● Work to be completed
Look through the lines below and extract each one that contains "year".

● Provided entries
....................

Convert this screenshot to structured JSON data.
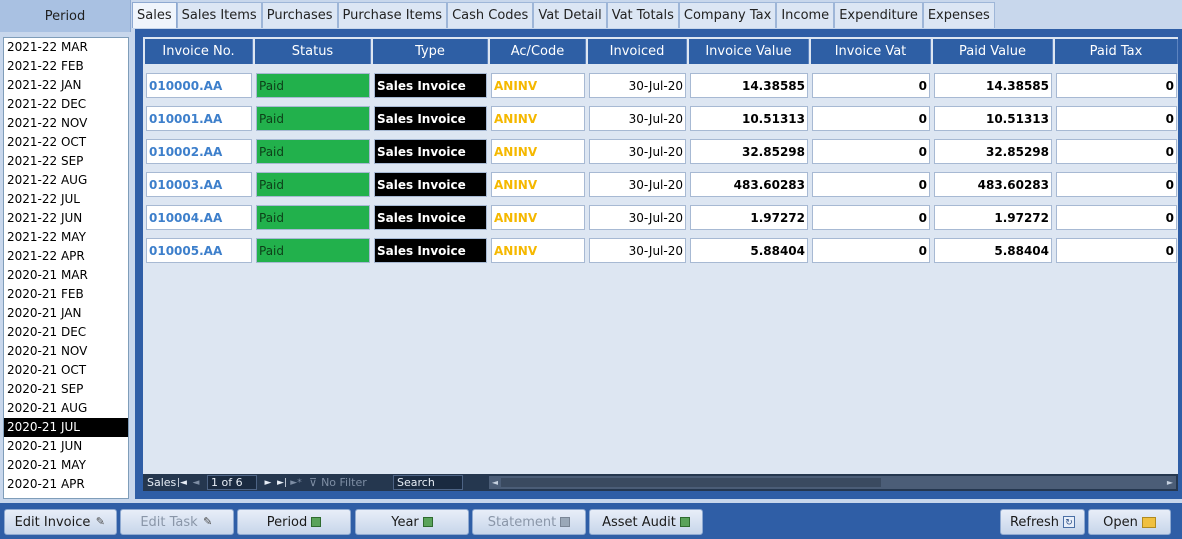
{
  "period_panel": {
    "header": "Period",
    "items": [
      "2021-22 MAR",
      "2021-22 FEB",
      "2021-22 JAN",
      "2021-22 DEC",
      "2021-22 NOV",
      "2021-22 OCT",
      "2021-22 SEP",
      "2021-22 AUG",
      "2021-22 JUL",
      "2021-22 JUN",
      "2021-22 MAY",
      "2021-22 APR",
      "2020-21 MAR",
      "2020-21 FEB",
      "2020-21 JAN",
      "2020-21 DEC",
      "2020-21 NOV",
      "2020-21 OCT",
      "2020-21 SEP",
      "2020-21 AUG",
      "2020-21 JUL",
      "2020-21 JUN",
      "2020-21 MAY",
      "2020-21 APR"
    ],
    "selected": "2020-21 JUL"
  },
  "tabs": [
    "Sales",
    "Sales Items",
    "Purchases",
    "Purchase Items",
    "Cash Codes",
    "Vat Detail",
    "Vat Totals",
    "Company Tax",
    "Income",
    "Expenditure",
    "Expenses"
  ],
  "active_tab": "Sales",
  "columns": [
    "Invoice No.",
    "Status",
    "Type",
    "Ac/Code",
    "Invoiced",
    "Invoice Value",
    "Invoice Vat",
    "Paid Value",
    "Paid Tax"
  ],
  "rows": [
    {
      "invoice_no": "010000.AA",
      "status": "Paid",
      "type": "Sales Invoice",
      "ac_code": "ANINV",
      "invoiced": "30-Jul-20",
      "invoice_value": "14.38585",
      "invoice_vat": "0",
      "paid_value": "14.38585",
      "paid_tax": "0"
    },
    {
      "invoice_no": "010001.AA",
      "status": "Paid",
      "type": "Sales Invoice",
      "ac_code": "ANINV",
      "invoiced": "30-Jul-20",
      "invoice_value": "10.51313",
      "invoice_vat": "0",
      "paid_value": "10.51313",
      "paid_tax": "0"
    },
    {
      "invoice_no": "010002.AA",
      "status": "Paid",
      "type": "Sales Invoice",
      "ac_code": "ANINV",
      "invoiced": "30-Jul-20",
      "invoice_value": "32.85298",
      "invoice_vat": "0",
      "paid_value": "32.85298",
      "paid_tax": "0"
    },
    {
      "invoice_no": "010003.AA",
      "status": "Paid",
      "type": "Sales Invoice",
      "ac_code": "ANINV",
      "invoiced": "30-Jul-20",
      "invoice_value": "483.60283",
      "invoice_vat": "0",
      "paid_value": "483.60283",
      "paid_tax": "0"
    },
    {
      "invoice_no": "010004.AA",
      "status": "Paid",
      "type": "Sales Invoice",
      "ac_code": "ANINV",
      "invoiced": "30-Jul-20",
      "invoice_value": "1.97272",
      "invoice_vat": "0",
      "paid_value": "1.97272",
      "paid_tax": "0"
    },
    {
      "invoice_no": "010005.AA",
      "status": "Paid",
      "type": "Sales Invoice",
      "ac_code": "ANINV",
      "invoiced": "30-Jul-20",
      "invoice_value": "5.88404",
      "invoice_vat": "0",
      "paid_value": "5.88404",
      "paid_tax": "0"
    }
  ],
  "navigator": {
    "label": "Sales",
    "position": "1 of 6",
    "filter": "No Filter",
    "search": "Search"
  },
  "buttons": {
    "edit_invoice": "Edit Invoice",
    "edit_task": "Edit Task",
    "period": "Period",
    "year": "Year",
    "statement": "Statement",
    "asset_audit": "Asset Audit",
    "refresh": "Refresh",
    "open": "Open"
  },
  "colors": {
    "paid": "#22b14c",
    "type_bg": "#000000",
    "ac_code": "#f5b800",
    "invoice_link": "#3d7fcb",
    "header_blue": "#2e5fa5"
  }
}
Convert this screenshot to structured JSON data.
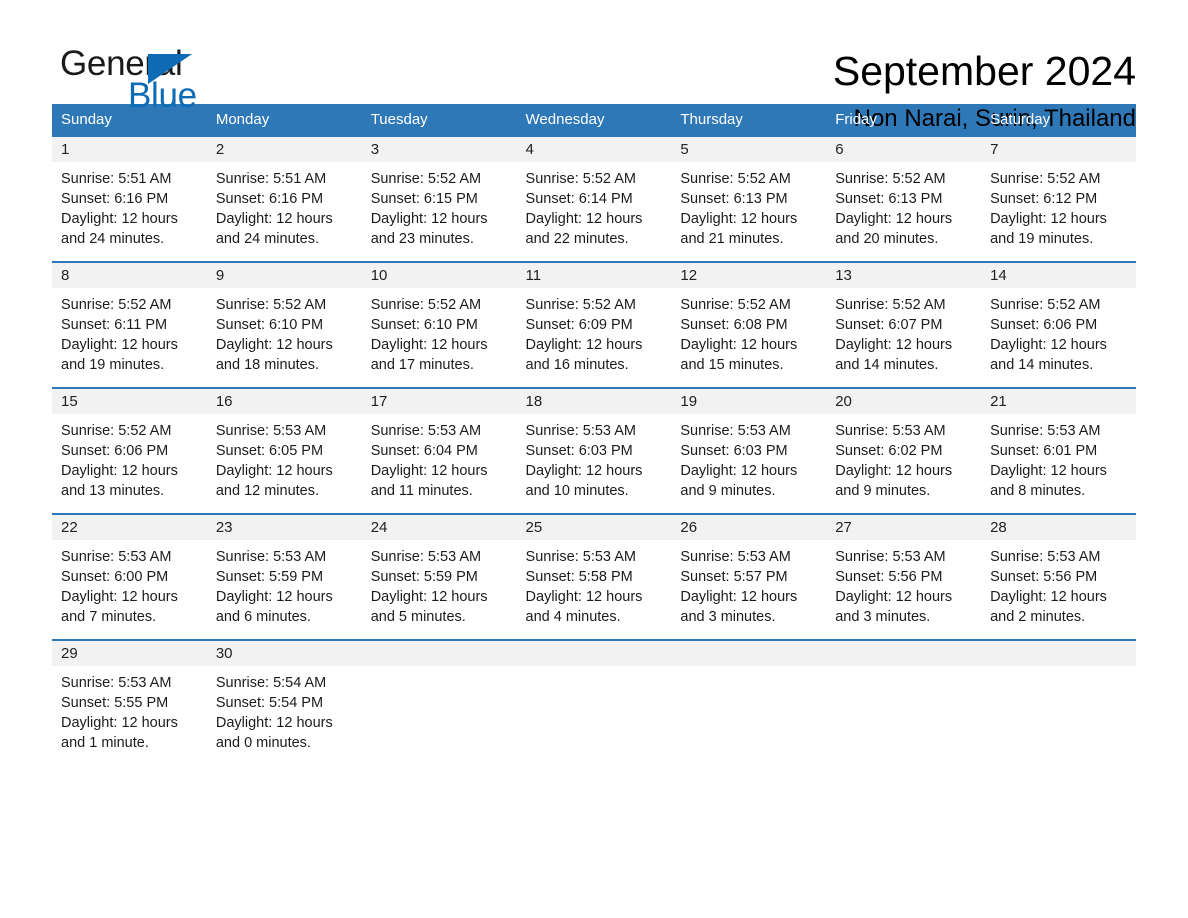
{
  "brand": {
    "name_part1": "General",
    "name_part2": "Blue",
    "accent_color": "#0d6cb5"
  },
  "header": {
    "month_title": "September 2024",
    "location": "Non Narai, Surin, Thailand"
  },
  "calendar": {
    "header_color": "#2e78b8",
    "daynum_band_color": "#f2f2f2",
    "weekday_headers": [
      "Sunday",
      "Monday",
      "Tuesday",
      "Wednesday",
      "Thursday",
      "Friday",
      "Saturday"
    ],
    "weeks": [
      [
        {
          "day": "1",
          "sunrise": "Sunrise: 5:51 AM",
          "sunset": "Sunset: 6:16 PM",
          "daylight_line1": "Daylight: 12 hours",
          "daylight_line2": "and 24 minutes."
        },
        {
          "day": "2",
          "sunrise": "Sunrise: 5:51 AM",
          "sunset": "Sunset: 6:16 PM",
          "daylight_line1": "Daylight: 12 hours",
          "daylight_line2": "and 24 minutes."
        },
        {
          "day": "3",
          "sunrise": "Sunrise: 5:52 AM",
          "sunset": "Sunset: 6:15 PM",
          "daylight_line1": "Daylight: 12 hours",
          "daylight_line2": "and 23 minutes."
        },
        {
          "day": "4",
          "sunrise": "Sunrise: 5:52 AM",
          "sunset": "Sunset: 6:14 PM",
          "daylight_line1": "Daylight: 12 hours",
          "daylight_line2": "and 22 minutes."
        },
        {
          "day": "5",
          "sunrise": "Sunrise: 5:52 AM",
          "sunset": "Sunset: 6:13 PM",
          "daylight_line1": "Daylight: 12 hours",
          "daylight_line2": "and 21 minutes."
        },
        {
          "day": "6",
          "sunrise": "Sunrise: 5:52 AM",
          "sunset": "Sunset: 6:13 PM",
          "daylight_line1": "Daylight: 12 hours",
          "daylight_line2": "and 20 minutes."
        },
        {
          "day": "7",
          "sunrise": "Sunrise: 5:52 AM",
          "sunset": "Sunset: 6:12 PM",
          "daylight_line1": "Daylight: 12 hours",
          "daylight_line2": "and 19 minutes."
        }
      ],
      [
        {
          "day": "8",
          "sunrise": "Sunrise: 5:52 AM",
          "sunset": "Sunset: 6:11 PM",
          "daylight_line1": "Daylight: 12 hours",
          "daylight_line2": "and 19 minutes."
        },
        {
          "day": "9",
          "sunrise": "Sunrise: 5:52 AM",
          "sunset": "Sunset: 6:10 PM",
          "daylight_line1": "Daylight: 12 hours",
          "daylight_line2": "and 18 minutes."
        },
        {
          "day": "10",
          "sunrise": "Sunrise: 5:52 AM",
          "sunset": "Sunset: 6:10 PM",
          "daylight_line1": "Daylight: 12 hours",
          "daylight_line2": "and 17 minutes."
        },
        {
          "day": "11",
          "sunrise": "Sunrise: 5:52 AM",
          "sunset": "Sunset: 6:09 PM",
          "daylight_line1": "Daylight: 12 hours",
          "daylight_line2": "and 16 minutes."
        },
        {
          "day": "12",
          "sunrise": "Sunrise: 5:52 AM",
          "sunset": "Sunset: 6:08 PM",
          "daylight_line1": "Daylight: 12 hours",
          "daylight_line2": "and 15 minutes."
        },
        {
          "day": "13",
          "sunrise": "Sunrise: 5:52 AM",
          "sunset": "Sunset: 6:07 PM",
          "daylight_line1": "Daylight: 12 hours",
          "daylight_line2": "and 14 minutes."
        },
        {
          "day": "14",
          "sunrise": "Sunrise: 5:52 AM",
          "sunset": "Sunset: 6:06 PM",
          "daylight_line1": "Daylight: 12 hours",
          "daylight_line2": "and 14 minutes."
        }
      ],
      [
        {
          "day": "15",
          "sunrise": "Sunrise: 5:52 AM",
          "sunset": "Sunset: 6:06 PM",
          "daylight_line1": "Daylight: 12 hours",
          "daylight_line2": "and 13 minutes."
        },
        {
          "day": "16",
          "sunrise": "Sunrise: 5:53 AM",
          "sunset": "Sunset: 6:05 PM",
          "daylight_line1": "Daylight: 12 hours",
          "daylight_line2": "and 12 minutes."
        },
        {
          "day": "17",
          "sunrise": "Sunrise: 5:53 AM",
          "sunset": "Sunset: 6:04 PM",
          "daylight_line1": "Daylight: 12 hours",
          "daylight_line2": "and 11 minutes."
        },
        {
          "day": "18",
          "sunrise": "Sunrise: 5:53 AM",
          "sunset": "Sunset: 6:03 PM",
          "daylight_line1": "Daylight: 12 hours",
          "daylight_line2": "and 10 minutes."
        },
        {
          "day": "19",
          "sunrise": "Sunrise: 5:53 AM",
          "sunset": "Sunset: 6:03 PM",
          "daylight_line1": "Daylight: 12 hours",
          "daylight_line2": "and 9 minutes."
        },
        {
          "day": "20",
          "sunrise": "Sunrise: 5:53 AM",
          "sunset": "Sunset: 6:02 PM",
          "daylight_line1": "Daylight: 12 hours",
          "daylight_line2": "and 9 minutes."
        },
        {
          "day": "21",
          "sunrise": "Sunrise: 5:53 AM",
          "sunset": "Sunset: 6:01 PM",
          "daylight_line1": "Daylight: 12 hours",
          "daylight_line2": "and 8 minutes."
        }
      ],
      [
        {
          "day": "22",
          "sunrise": "Sunrise: 5:53 AM",
          "sunset": "Sunset: 6:00 PM",
          "daylight_line1": "Daylight: 12 hours",
          "daylight_line2": "and 7 minutes."
        },
        {
          "day": "23",
          "sunrise": "Sunrise: 5:53 AM",
          "sunset": "Sunset: 5:59 PM",
          "daylight_line1": "Daylight: 12 hours",
          "daylight_line2": "and 6 minutes."
        },
        {
          "day": "24",
          "sunrise": "Sunrise: 5:53 AM",
          "sunset": "Sunset: 5:59 PM",
          "daylight_line1": "Daylight: 12 hours",
          "daylight_line2": "and 5 minutes."
        },
        {
          "day": "25",
          "sunrise": "Sunrise: 5:53 AM",
          "sunset": "Sunset: 5:58 PM",
          "daylight_line1": "Daylight: 12 hours",
          "daylight_line2": "and 4 minutes."
        },
        {
          "day": "26",
          "sunrise": "Sunrise: 5:53 AM",
          "sunset": "Sunset: 5:57 PM",
          "daylight_line1": "Daylight: 12 hours",
          "daylight_line2": "and 3 minutes."
        },
        {
          "day": "27",
          "sunrise": "Sunrise: 5:53 AM",
          "sunset": "Sunset: 5:56 PM",
          "daylight_line1": "Daylight: 12 hours",
          "daylight_line2": "and 3 minutes."
        },
        {
          "day": "28",
          "sunrise": "Sunrise: 5:53 AM",
          "sunset": "Sunset: 5:56 PM",
          "daylight_line1": "Daylight: 12 hours",
          "daylight_line2": "and 2 minutes."
        }
      ],
      [
        {
          "day": "29",
          "sunrise": "Sunrise: 5:53 AM",
          "sunset": "Sunset: 5:55 PM",
          "daylight_line1": "Daylight: 12 hours",
          "daylight_line2": "and 1 minute."
        },
        {
          "day": "30",
          "sunrise": "Sunrise: 5:54 AM",
          "sunset": "Sunset: 5:54 PM",
          "daylight_line1": "Daylight: 12 hours",
          "daylight_line2": "and 0 minutes."
        },
        {
          "day": "",
          "sunrise": "",
          "sunset": "",
          "daylight_line1": "",
          "daylight_line2": ""
        },
        {
          "day": "",
          "sunrise": "",
          "sunset": "",
          "daylight_line1": "",
          "daylight_line2": ""
        },
        {
          "day": "",
          "sunrise": "",
          "sunset": "",
          "daylight_line1": "",
          "daylight_line2": ""
        },
        {
          "day": "",
          "sunrise": "",
          "sunset": "",
          "daylight_line1": "",
          "daylight_line2": ""
        },
        {
          "day": "",
          "sunrise": "",
          "sunset": "",
          "daylight_line1": "",
          "daylight_line2": ""
        }
      ]
    ]
  }
}
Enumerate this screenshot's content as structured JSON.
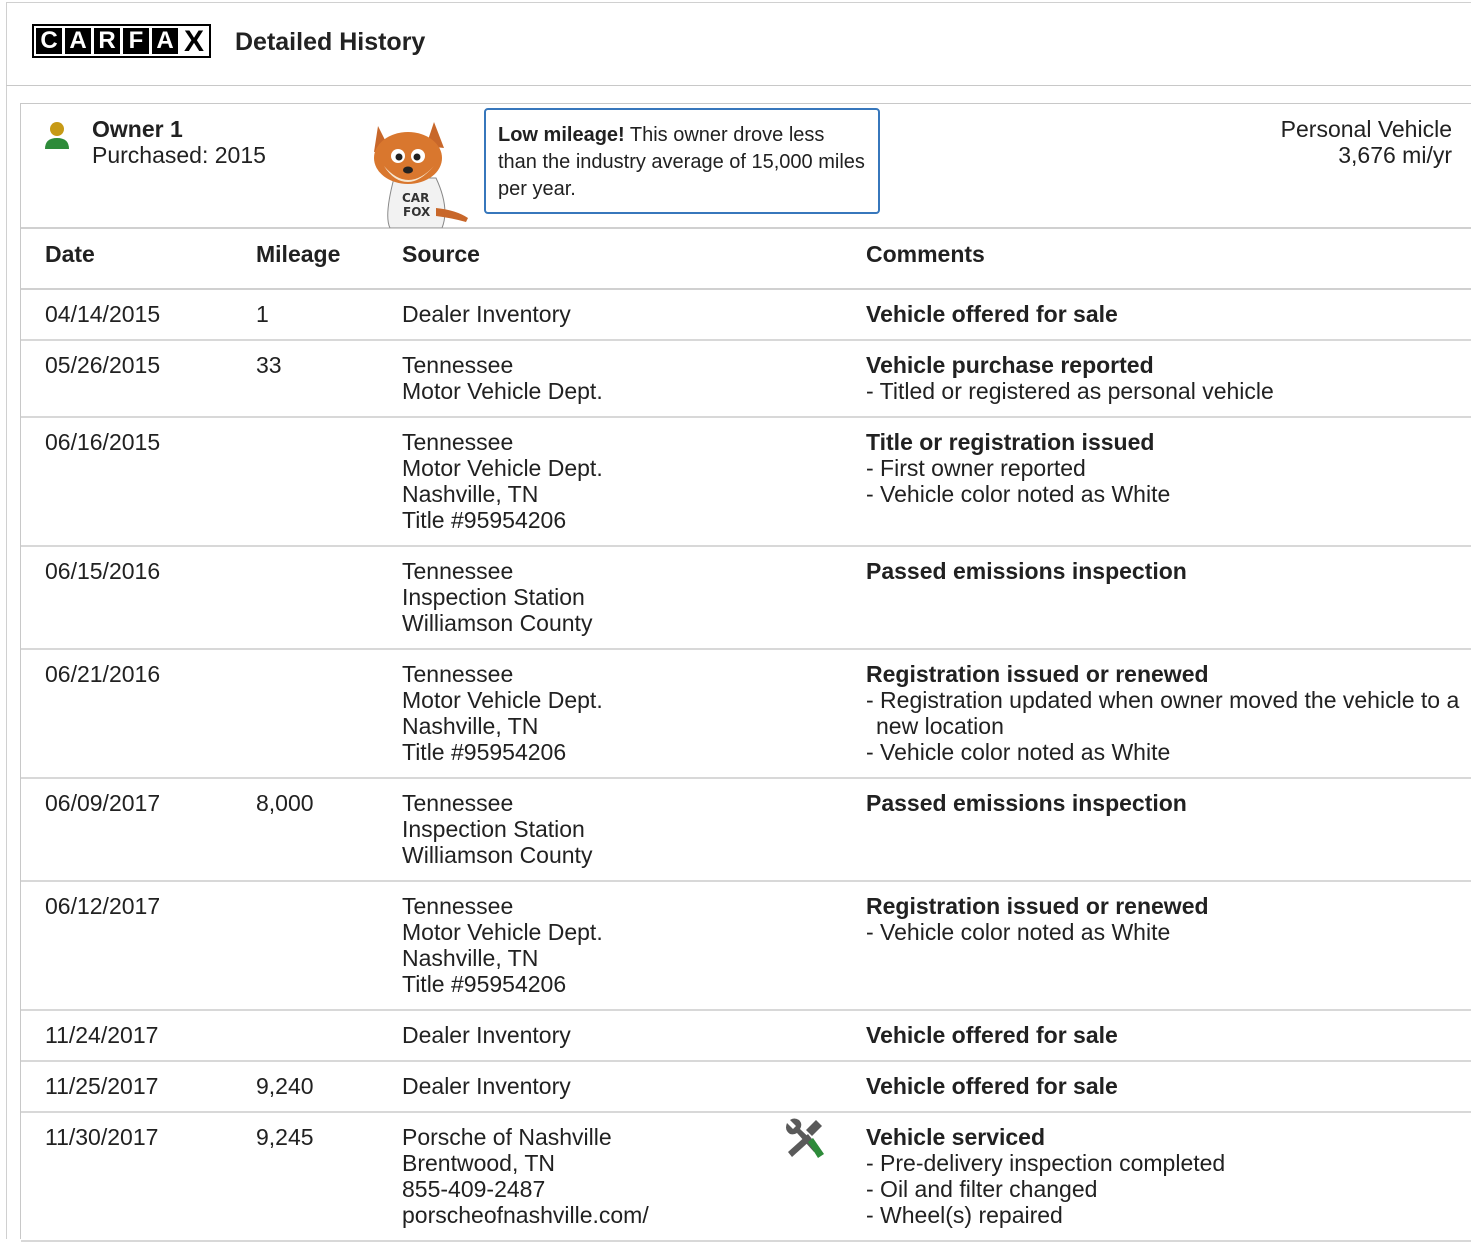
{
  "header": {
    "logo_letters": [
      "C",
      "A",
      "R",
      "F",
      "A",
      "X"
    ],
    "title": "Detailed History"
  },
  "owner": {
    "name": "Owner 1",
    "purchased": "Purchased: 2015",
    "callout_bold": "Low mileage!",
    "callout_text": " This owner drove less than the industry average of 15,000 miles per year.",
    "usage_type": "Personal Vehicle",
    "usage_rate": "3,676 mi/yr",
    "mascot_shirt": "CAR FOX"
  },
  "table": {
    "headers": {
      "date": "Date",
      "mileage": "Mileage",
      "source": "Source",
      "comments": "Comments"
    },
    "rows": [
      {
        "date": "04/14/2015",
        "mileage": "1",
        "source": [
          "Dealer Inventory"
        ],
        "title": "Vehicle offered for sale",
        "details": []
      },
      {
        "date": "05/26/2015",
        "mileage": "33",
        "source": [
          "Tennessee",
          "Motor Vehicle Dept."
        ],
        "title": "Vehicle purchase reported",
        "details": [
          "- Titled or registered as personal vehicle"
        ]
      },
      {
        "date": "06/16/2015",
        "mileage": "",
        "source": [
          "Tennessee",
          "Motor Vehicle Dept.",
          "Nashville, TN",
          "Title #95954206"
        ],
        "title": "Title or registration issued",
        "details": [
          "- First owner reported",
          "- Vehicle color noted as White"
        ]
      },
      {
        "date": "06/15/2016",
        "mileage": "",
        "source": [
          "Tennessee",
          "Inspection Station",
          "Williamson County"
        ],
        "title": "Passed emissions inspection",
        "details": []
      },
      {
        "date": "06/21/2016",
        "mileage": "",
        "source": [
          "Tennessee",
          "Motor Vehicle Dept.",
          "Nashville, TN",
          "Title #95954206"
        ],
        "title": "Registration issued or renewed",
        "details": [
          "- Registration updated when owner moved the vehicle to a new location",
          "- Vehicle color noted as White"
        ]
      },
      {
        "date": "06/09/2017",
        "mileage": "8,000",
        "source": [
          "Tennessee",
          "Inspection Station",
          "Williamson County"
        ],
        "title": "Passed emissions inspection",
        "details": []
      },
      {
        "date": "06/12/2017",
        "mileage": "",
        "source": [
          "Tennessee",
          "Motor Vehicle Dept.",
          "Nashville, TN",
          "Title #95954206"
        ],
        "title": "Registration issued or renewed",
        "details": [
          "- Vehicle color noted as White"
        ]
      },
      {
        "date": "11/24/2017",
        "mileage": "",
        "source": [
          "Dealer Inventory"
        ],
        "title": "Vehicle offered for sale",
        "details": []
      },
      {
        "date": "11/25/2017",
        "mileage": "9,240",
        "source": [
          "Dealer Inventory"
        ],
        "title": "Vehicle offered for sale",
        "details": []
      },
      {
        "date": "11/30/2017",
        "mileage": "9,245",
        "source": [
          "Porsche of Nashville",
          "Brentwood, TN",
          "855-409-2487",
          "porscheofnashville.com/"
        ],
        "icon": "service-tools-icon",
        "title": "Vehicle serviced",
        "details": [
          "- Pre-delivery inspection completed",
          "- Oil and filter changed",
          "- Wheel(s) repaired"
        ]
      }
    ]
  },
  "colors": {
    "person_head": "#c79a16",
    "person_body": "#2e8b3a",
    "callout_border": "#3777bc",
    "tool_handle": "#2e8b3a",
    "tool_metal": "#5a5a5a"
  }
}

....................

● Completed task
    "year": "Year",
    "callout_text": " This owner drove less than the industry average of 15,000 miles per year.",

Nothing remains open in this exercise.